PROBLEM TO WORK ON: Pull every line that holds the word "category" from the entries.

[Excerpts from an interface dataset]
━━━━━━━━━━━━━━━━━━━━

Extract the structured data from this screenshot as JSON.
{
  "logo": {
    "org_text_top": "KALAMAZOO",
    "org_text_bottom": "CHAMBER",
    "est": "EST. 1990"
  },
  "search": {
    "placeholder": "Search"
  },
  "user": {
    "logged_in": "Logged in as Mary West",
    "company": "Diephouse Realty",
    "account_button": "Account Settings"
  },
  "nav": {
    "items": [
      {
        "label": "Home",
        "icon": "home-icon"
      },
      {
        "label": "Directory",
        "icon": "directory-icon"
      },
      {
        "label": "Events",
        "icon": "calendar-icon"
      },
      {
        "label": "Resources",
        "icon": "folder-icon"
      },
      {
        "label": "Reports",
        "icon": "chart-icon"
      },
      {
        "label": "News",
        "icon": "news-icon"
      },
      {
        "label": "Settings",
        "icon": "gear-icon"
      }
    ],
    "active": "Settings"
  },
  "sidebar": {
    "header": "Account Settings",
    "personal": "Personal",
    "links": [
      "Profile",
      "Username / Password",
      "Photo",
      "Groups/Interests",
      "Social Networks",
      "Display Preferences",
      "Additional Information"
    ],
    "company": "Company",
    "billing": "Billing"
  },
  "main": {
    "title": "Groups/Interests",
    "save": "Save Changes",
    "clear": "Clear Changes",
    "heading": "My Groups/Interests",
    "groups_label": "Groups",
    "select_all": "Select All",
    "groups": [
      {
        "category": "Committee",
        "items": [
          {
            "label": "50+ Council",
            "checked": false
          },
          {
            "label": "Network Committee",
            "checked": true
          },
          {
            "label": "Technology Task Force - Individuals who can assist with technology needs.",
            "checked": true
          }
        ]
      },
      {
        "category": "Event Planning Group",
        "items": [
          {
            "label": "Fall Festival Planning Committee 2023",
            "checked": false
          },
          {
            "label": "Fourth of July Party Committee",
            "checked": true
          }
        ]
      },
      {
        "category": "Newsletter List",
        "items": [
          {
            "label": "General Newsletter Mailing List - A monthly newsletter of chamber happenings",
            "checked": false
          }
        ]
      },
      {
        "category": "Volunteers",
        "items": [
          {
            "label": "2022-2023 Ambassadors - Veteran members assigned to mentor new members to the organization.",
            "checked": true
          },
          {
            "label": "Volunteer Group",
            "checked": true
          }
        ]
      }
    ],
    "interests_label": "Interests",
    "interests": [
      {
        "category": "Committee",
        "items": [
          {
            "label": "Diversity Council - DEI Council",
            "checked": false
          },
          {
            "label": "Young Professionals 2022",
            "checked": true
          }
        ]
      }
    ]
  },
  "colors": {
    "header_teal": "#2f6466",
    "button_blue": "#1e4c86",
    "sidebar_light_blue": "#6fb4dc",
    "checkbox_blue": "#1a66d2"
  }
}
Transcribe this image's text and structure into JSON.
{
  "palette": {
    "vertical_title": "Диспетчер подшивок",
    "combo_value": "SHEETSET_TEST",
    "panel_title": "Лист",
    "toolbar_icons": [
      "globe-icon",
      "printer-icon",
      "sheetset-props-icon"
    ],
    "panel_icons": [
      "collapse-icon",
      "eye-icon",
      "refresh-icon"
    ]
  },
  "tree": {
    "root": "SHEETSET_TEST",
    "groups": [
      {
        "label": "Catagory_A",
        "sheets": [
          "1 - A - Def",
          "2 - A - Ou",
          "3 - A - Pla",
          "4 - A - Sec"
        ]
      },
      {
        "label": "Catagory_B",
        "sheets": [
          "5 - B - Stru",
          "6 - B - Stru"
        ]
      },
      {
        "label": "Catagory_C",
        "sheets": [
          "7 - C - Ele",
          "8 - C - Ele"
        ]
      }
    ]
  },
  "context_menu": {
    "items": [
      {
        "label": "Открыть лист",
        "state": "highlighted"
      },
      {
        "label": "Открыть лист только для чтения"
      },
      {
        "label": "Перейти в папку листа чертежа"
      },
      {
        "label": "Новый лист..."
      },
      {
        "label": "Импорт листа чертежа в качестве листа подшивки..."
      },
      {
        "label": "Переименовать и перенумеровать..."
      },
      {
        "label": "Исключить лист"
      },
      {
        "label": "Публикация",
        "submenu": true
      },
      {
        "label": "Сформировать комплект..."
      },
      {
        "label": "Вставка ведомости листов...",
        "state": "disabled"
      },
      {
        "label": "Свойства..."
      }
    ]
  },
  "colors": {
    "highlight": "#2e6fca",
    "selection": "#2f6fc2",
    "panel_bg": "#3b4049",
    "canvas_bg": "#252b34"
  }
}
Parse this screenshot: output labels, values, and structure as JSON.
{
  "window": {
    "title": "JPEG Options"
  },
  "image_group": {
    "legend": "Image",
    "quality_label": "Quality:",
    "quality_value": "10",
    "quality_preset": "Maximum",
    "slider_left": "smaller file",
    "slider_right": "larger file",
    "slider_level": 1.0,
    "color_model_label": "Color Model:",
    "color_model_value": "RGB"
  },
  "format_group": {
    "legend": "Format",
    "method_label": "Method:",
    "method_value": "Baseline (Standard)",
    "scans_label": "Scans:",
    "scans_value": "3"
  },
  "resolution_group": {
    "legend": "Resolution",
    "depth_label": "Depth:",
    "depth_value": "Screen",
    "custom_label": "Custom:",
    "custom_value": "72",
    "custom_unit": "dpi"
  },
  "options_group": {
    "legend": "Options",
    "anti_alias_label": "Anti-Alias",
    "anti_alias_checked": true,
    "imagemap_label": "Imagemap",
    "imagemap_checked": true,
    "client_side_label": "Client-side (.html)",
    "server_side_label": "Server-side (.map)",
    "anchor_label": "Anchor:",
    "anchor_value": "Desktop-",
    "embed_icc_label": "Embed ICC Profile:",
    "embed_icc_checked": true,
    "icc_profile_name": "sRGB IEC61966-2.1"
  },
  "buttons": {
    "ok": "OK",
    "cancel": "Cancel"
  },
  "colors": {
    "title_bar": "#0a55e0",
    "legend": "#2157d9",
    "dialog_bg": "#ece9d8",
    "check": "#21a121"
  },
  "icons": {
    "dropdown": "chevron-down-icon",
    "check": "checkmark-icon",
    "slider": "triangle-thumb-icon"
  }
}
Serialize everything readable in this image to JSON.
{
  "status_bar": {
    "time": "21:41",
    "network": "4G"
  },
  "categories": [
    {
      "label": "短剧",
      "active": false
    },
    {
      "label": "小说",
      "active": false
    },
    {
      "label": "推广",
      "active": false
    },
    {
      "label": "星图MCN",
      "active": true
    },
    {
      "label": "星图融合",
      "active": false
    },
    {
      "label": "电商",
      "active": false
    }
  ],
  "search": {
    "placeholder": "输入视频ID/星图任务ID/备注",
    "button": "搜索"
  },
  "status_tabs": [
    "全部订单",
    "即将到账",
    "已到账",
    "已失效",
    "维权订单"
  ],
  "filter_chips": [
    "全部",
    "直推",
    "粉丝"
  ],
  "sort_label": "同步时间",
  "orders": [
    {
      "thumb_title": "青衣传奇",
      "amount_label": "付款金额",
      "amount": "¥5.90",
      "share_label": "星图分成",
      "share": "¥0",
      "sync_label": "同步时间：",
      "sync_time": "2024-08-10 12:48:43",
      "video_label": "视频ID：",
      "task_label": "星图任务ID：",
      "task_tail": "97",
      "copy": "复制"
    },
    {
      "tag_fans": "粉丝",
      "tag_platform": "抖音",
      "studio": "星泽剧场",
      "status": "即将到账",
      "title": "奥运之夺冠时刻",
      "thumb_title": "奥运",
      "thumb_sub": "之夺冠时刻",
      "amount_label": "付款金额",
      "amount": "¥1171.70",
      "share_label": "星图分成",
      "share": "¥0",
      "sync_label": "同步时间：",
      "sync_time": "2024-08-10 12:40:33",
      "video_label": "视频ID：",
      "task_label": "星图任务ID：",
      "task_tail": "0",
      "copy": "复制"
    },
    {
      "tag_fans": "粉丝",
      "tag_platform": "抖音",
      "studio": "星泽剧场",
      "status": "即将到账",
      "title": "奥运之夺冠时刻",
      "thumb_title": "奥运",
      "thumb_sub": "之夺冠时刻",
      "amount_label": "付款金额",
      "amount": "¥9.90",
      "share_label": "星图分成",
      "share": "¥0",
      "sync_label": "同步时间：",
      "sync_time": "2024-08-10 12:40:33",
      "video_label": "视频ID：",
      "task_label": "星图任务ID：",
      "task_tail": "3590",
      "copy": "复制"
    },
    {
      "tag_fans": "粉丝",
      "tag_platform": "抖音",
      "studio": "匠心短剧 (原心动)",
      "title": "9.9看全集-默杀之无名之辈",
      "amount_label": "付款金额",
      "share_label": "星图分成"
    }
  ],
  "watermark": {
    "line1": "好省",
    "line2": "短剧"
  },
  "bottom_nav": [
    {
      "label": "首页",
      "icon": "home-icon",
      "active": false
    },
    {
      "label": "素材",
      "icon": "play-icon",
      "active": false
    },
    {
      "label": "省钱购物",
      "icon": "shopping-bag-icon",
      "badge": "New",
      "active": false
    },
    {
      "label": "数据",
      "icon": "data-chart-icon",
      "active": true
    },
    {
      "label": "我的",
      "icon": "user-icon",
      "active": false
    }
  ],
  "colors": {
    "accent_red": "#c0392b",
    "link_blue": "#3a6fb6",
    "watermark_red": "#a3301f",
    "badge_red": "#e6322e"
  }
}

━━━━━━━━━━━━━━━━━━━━

RESULT FOR THIS EXERCISE:
        "category": "Committee",
        "category": "Event Planning Group",
        "category": "Newsletter List",
        "category": "Volunteers",
        "category": "Committee",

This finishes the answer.